Where a country scores between 16-33 we will ask three test questions which were suggested by Wenar to set the minimum conditions for natural resource projects.
1) Is reasonably full information about the proposed project and its terms available to the people in country?
2) Can they safely protest about it if they don’t wish the project to proceed?
3) Is there a realistic chance that such protests will be taken account of? Russia scores 19, but fails these three tests. If the answer to these questions is “yes” on the balance of probability, we will view the project as passing the human rights pre-conditions under Clean Trade principles, and then go on to review the project for all the normal investment criteria.
Security and affordability of energy are vital too
In 2021 the debate around energy in developed markets became focused on shutting down oil and gas production. An orthodoxy emerged in public debate that this would somehow help the journey to net zero. Fund managers advertised “low carbon” portfolios which would obviously exclude oil and gas. I argued that this was a profound mistake. Environmental issues are of course important – but so is the security of supply and affordability of energy.
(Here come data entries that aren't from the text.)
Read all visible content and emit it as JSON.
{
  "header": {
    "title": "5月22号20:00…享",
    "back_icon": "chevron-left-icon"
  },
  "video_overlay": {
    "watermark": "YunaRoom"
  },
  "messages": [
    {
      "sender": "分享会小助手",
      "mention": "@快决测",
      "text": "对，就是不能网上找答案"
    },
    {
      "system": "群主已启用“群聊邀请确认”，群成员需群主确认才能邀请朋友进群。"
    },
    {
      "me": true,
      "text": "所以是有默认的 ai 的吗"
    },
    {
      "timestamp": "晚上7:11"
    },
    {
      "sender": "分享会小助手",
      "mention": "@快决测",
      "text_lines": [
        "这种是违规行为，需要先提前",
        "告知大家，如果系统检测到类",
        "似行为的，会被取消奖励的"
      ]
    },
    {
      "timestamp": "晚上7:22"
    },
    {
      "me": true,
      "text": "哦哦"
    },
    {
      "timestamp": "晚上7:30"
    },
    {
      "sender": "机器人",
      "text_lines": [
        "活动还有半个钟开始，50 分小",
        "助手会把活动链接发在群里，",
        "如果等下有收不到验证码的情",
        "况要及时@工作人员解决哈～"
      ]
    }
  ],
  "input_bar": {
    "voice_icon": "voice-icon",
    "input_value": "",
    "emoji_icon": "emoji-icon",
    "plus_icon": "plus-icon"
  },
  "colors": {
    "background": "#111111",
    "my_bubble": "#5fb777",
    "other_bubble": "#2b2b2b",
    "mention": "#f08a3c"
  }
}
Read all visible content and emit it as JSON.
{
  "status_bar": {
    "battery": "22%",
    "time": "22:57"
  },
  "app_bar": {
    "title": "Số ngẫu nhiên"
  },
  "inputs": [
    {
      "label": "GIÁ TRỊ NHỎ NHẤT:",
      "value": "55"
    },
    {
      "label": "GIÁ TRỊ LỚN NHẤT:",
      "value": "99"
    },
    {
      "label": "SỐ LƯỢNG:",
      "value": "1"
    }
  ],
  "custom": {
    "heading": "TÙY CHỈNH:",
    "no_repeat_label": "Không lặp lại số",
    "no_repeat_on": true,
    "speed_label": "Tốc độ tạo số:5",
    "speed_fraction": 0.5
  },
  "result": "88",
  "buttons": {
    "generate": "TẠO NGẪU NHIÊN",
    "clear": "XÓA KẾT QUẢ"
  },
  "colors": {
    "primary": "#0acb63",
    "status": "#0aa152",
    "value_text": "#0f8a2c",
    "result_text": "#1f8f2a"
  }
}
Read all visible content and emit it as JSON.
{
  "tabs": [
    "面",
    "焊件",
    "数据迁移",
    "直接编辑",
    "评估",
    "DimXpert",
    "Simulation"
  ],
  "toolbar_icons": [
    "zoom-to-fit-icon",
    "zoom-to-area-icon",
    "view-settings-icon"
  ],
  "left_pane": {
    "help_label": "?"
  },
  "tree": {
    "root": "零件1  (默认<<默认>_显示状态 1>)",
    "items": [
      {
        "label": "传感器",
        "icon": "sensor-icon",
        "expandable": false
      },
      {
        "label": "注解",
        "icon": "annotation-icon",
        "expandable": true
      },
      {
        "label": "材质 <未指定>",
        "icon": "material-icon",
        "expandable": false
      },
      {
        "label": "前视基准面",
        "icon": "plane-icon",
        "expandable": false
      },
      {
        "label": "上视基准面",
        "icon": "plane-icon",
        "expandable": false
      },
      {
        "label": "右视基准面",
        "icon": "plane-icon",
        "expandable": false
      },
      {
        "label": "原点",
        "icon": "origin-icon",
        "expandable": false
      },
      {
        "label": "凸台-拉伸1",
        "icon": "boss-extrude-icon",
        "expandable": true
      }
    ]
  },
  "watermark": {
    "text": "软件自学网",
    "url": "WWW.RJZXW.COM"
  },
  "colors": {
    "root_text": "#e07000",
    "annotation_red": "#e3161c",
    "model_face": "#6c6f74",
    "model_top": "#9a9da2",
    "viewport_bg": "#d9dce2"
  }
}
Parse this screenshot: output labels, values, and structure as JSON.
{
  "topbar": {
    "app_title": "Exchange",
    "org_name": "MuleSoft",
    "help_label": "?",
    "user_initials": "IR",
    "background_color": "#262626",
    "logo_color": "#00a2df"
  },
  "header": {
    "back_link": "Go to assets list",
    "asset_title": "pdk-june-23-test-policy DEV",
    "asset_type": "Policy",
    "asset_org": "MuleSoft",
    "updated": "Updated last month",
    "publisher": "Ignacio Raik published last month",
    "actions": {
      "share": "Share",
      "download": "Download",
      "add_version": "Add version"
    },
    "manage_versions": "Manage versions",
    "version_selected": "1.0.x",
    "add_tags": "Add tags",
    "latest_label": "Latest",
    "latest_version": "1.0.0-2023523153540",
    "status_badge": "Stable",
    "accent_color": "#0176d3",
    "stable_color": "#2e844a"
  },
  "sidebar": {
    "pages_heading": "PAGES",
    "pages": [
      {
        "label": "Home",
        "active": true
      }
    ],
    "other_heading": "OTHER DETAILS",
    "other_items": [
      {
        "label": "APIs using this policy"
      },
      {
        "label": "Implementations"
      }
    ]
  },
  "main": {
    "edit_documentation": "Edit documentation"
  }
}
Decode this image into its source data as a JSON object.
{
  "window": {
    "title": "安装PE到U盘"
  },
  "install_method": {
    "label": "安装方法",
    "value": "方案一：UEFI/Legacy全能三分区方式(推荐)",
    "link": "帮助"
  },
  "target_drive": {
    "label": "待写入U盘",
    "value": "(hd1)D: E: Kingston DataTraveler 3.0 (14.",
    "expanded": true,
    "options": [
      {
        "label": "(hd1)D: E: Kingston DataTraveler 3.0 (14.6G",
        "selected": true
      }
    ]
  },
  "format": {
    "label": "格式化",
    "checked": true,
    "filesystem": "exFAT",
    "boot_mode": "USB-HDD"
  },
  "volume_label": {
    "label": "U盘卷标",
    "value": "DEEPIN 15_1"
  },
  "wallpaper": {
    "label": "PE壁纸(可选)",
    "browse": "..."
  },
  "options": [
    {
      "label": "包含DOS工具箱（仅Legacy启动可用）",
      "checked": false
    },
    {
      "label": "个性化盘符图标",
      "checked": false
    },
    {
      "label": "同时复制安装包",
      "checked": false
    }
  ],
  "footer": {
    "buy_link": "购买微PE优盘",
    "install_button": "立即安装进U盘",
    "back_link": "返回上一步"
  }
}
Greenhouse gas emissions from oil and gas are not a supply problem, they are a demand problem. The demand problem is huge because almost every aspect of modern life in developed countries relies on oil and gas for power and will continue to do so for many years to come. If we shut down domestic production without first reducing demand, all that happens is we buy more oil and gas from overseas. What we don’t do is use less of it. Not only will the oil and gas we buy instead mostly come from resource cursed countries (which we should regard as lacking legal status to sell it to us), but it will also come with a higher carbon footprint and likely be produced with much lower environmental standards. We have ignored energy security at our peril.
There is no greater human disaster than war, and net zero ambitions are pointless without peace. The goal of peace requires us to set new conditions over where we buy oil and gas and the other strategic natural resources of the future from.
If you would like to attend “Breaking the Link Between Oil & Gas and War” with Leif Wenar and other eminent speakers on Monday 27th June at 14:00, Kings College London, please email email@example.com.
Paul Jourdan, CEO Amati Global Investors
See also: Junior oil and gas shares to consider